[WHAT NEEDS TO BE DONE] Check each line of the data below for the word "higher", then extract the ones that have it.

[Stored data]

--

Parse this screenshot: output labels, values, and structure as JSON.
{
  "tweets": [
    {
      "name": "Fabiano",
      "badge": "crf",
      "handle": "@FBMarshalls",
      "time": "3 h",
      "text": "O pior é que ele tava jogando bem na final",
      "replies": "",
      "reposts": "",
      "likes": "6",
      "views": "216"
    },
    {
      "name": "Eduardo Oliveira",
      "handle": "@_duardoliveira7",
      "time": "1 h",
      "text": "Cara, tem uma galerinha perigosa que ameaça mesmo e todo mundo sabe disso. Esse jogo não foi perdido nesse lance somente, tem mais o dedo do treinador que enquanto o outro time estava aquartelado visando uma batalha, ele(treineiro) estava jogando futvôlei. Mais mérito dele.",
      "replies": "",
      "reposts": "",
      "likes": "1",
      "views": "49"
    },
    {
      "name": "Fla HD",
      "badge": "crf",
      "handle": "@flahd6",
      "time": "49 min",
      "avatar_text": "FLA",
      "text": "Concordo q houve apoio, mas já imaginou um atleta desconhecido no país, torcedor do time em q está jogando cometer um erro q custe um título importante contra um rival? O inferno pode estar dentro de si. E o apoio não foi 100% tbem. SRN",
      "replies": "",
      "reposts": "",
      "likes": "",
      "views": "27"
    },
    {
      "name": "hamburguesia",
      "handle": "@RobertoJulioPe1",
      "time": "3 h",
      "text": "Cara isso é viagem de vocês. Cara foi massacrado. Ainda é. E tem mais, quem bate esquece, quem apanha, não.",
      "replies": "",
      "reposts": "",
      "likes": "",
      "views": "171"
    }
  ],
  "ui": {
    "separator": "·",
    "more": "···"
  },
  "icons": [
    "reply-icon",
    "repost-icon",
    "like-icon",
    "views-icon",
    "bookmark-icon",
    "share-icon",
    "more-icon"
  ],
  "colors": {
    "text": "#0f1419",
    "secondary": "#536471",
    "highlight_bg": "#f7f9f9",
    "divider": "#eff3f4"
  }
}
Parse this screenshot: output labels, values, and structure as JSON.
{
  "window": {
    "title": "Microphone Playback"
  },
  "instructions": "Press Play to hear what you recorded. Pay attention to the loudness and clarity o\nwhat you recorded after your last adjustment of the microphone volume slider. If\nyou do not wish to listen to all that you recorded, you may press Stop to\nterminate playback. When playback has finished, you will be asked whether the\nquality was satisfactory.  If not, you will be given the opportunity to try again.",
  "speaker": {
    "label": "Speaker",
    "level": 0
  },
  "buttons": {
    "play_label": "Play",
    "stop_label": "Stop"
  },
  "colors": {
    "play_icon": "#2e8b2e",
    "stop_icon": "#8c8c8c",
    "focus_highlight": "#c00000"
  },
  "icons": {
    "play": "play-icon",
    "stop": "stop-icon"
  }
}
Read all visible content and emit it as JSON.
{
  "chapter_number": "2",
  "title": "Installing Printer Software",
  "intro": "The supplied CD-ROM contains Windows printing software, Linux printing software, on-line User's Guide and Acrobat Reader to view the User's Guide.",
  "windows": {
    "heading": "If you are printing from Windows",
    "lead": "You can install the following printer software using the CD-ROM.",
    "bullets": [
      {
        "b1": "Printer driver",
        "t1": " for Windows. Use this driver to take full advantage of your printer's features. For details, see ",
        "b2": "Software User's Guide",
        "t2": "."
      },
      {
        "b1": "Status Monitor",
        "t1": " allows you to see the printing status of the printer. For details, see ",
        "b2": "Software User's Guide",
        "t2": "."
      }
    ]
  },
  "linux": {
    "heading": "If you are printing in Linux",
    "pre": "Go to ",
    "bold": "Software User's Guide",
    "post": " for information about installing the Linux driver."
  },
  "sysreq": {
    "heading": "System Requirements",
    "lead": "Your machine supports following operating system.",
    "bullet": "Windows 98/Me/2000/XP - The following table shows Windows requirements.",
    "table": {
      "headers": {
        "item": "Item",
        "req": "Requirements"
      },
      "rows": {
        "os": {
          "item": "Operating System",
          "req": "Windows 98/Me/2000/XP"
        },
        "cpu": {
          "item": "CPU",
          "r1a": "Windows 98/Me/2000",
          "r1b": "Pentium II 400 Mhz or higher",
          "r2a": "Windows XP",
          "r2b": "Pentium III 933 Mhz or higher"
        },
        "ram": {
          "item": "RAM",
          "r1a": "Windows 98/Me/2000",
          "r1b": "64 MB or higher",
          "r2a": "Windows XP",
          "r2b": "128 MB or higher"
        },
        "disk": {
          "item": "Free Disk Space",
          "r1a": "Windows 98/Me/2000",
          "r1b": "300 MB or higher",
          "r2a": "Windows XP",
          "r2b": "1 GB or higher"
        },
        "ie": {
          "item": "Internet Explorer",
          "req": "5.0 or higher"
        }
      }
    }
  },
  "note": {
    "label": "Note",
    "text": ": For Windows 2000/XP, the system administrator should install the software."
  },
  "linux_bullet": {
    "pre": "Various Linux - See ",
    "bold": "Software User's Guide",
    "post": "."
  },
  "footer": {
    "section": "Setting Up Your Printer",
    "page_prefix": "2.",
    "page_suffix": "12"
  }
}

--

[RESULT OF THE TASK]
          "r1b": "Pentium II 400 Mhz or higher",
          "r2b": "Pentium III 933 Mhz or higher"
          "r1b": "64 MB or higher",
          "r2b": "128 MB or higher"
          "r1b": "300 MB or higher",
          "r2b": "1 GB or higher"
          "req": "5.0 or higher"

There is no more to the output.